The Mountain Between Us is an upcoming American romance-disaster film directed by Hany Abu-Assad and written by Chris Weitz and J. Mills Goodloe, based on the novel of the same name. It stars Idris Elba and Kate Winslet as a surgeon and a journalist, respectively, who survive a plane crash and are stranded in High Uintas Wilderness with injuries and harsh weather conditions. The film will be at the 2017 Toronto International Film Festival and be released by 20th Century Fox on October 6, 2017, in the United States.¹ See the trailer below.
Looking for a title similar to The Mountain Between Us? Check out these adult fiction options below.
Jasper the Rabbit isn't scared of much. After all, he defeated the creepy carrots the last time we saw him.
When his mom takes him underwear shopping, Jasper spots them. Creepy underwear! How cool is that? Immediately, Jasper asks his mom for a pair. Although she finds them very creepy, she buys him a pair.

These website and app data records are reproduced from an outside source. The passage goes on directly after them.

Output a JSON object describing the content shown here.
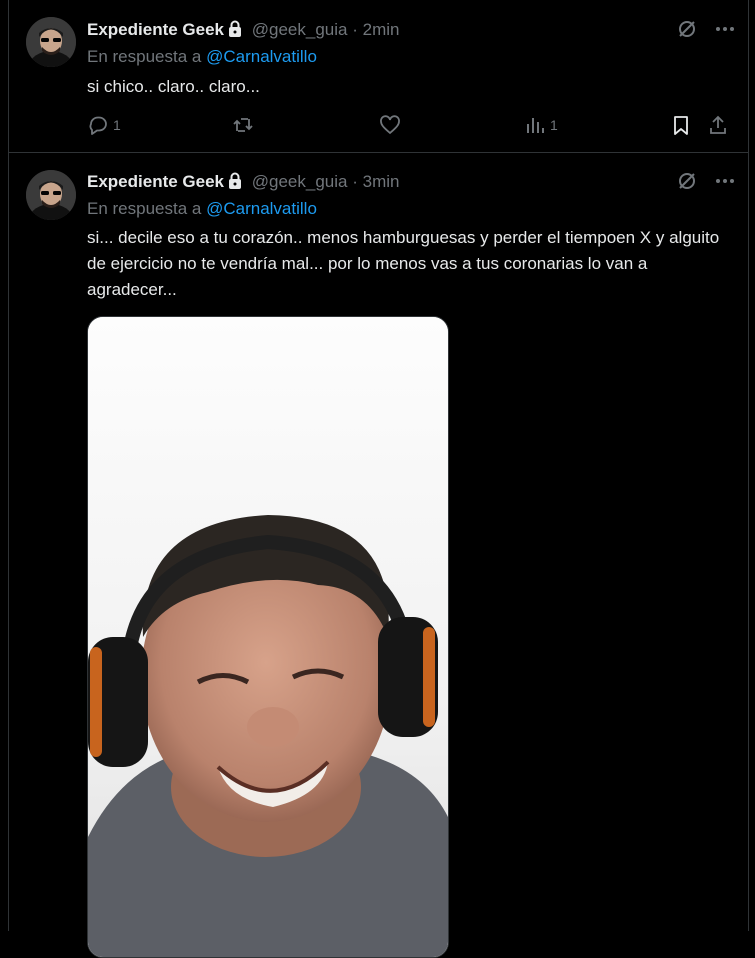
{
  "tweets": [
    {
      "author_name": "Expediente Geek",
      "handle": "@geek_guia",
      "separator": "·",
      "time": "2min",
      "reply_prefix": "En respuesta a",
      "reply_to": "@Carnalvatillo",
      "text": "si chico.. claro.. claro...",
      "replies_count": "1",
      "views_count": "1",
      "icons": [
        "grok-icon",
        "more-icon",
        "reply-icon",
        "retweet-icon",
        "like-icon",
        "views-icon",
        "bookmark-icon",
        "share-icon"
      ]
    },
    {
      "author_name": "Expediente Geek",
      "handle": "@geek_guia",
      "separator": "·",
      "time": "3min",
      "reply_prefix": "En respuesta a",
      "reply_to": "@Carnalvatillo",
      "text": "si... decile eso a tu corazón.. menos hamburguesas y perder el tiempoen X y alguito de ejercicio no te vendría mal... por lo menos vas a tus coronarias lo van a agradecer...",
      "media": "photo-selfie-with-headphones"
    }
  ],
  "colors": {
    "background": "#000000",
    "text": "#e7e9ea",
    "muted": "#71767b",
    "accent": "#1d9bf0",
    "border": "#2f3336"
  }
}
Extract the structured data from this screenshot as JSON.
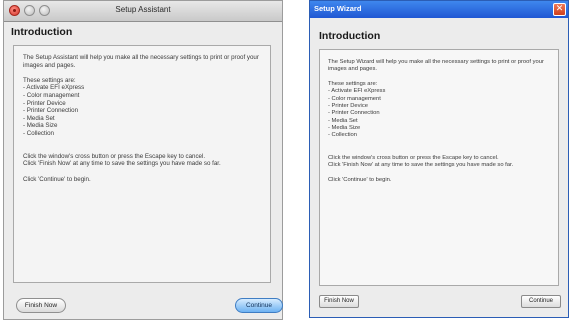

Fall into the amazingly detailed double-page photospreads in April Pulley Sayre’s Full of Fall. This big picture book is perfect for sharing with small ones, either in a group or for a lap-sit story session. With glowing colors and simple rhymes, this book should absolutely be on your toddler’s or preschooler’s storytime stack.